by Henry M. Morris, Ph.D.
"Neither filthiness, nor foolish talking, nor jesting, which are not convenient: but rather giving of thanks." (Ephesians 5:4)
In the book of Ephesians are included several guidelines for the Christian's speech—how we should talk and what we should talk about. These are not easy rules to follow, but are necessary if we would please our Savior and be effective in our Christian lives and witness.
As our text indicates, vulgar talk, idle chatter, and coarse jesting should "not be once named among you, as becometh saints" (5:3). "Let no corrupt communication proceed out of your mouth, but that which is good to the use of edifying, that it may minister grace unto the hearers" (4:29).

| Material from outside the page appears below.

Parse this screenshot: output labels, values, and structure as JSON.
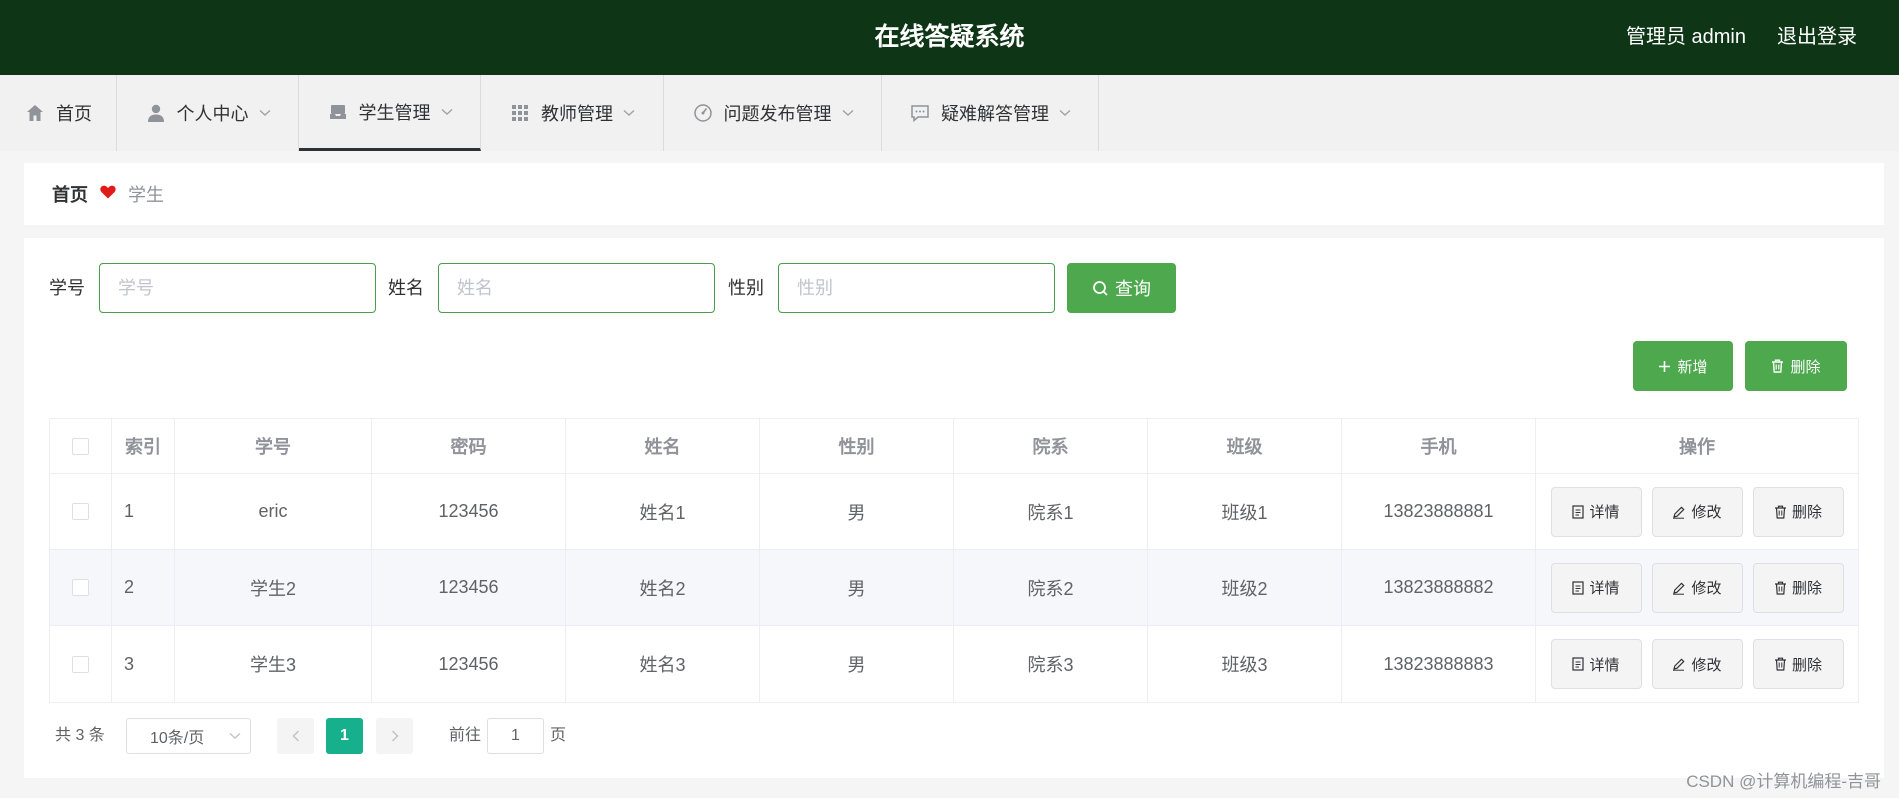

The same applies to bitter, angry, malicious speech. "Let all bitterness, and wrath, and anger, and clamor, and evil speaking, be put away from you, with all malice" (4:31). And certainly our communications should be true and trustworthy. "Wherefore putting away lying, speak every man truth with his neighbor" (4:25).
Thus, our words should not be crude or obscene, idle or foolish, bitter or angry, false or malicious. Instead, they should be good words, true words, gracious words, intended to edify—that is, build up—our hearers in their own Christian lives.
Further, if we would win others to Christ, we must always be "speaking the truth in love" (4:15). What we say to them must be fully in accord with both biblical truth and genuine Christian love. Finally, we should "be filled with the Spirit; Speaking to yourselves in psalms and hymns and spiritual songs, singing and making melody in your heart to the Lord; Giving thanks always for all things unto God and the Father in the name of our Lord Jesus Christ" (5:18-20). Gracious, edifying words can only come from a thankful heart. HMM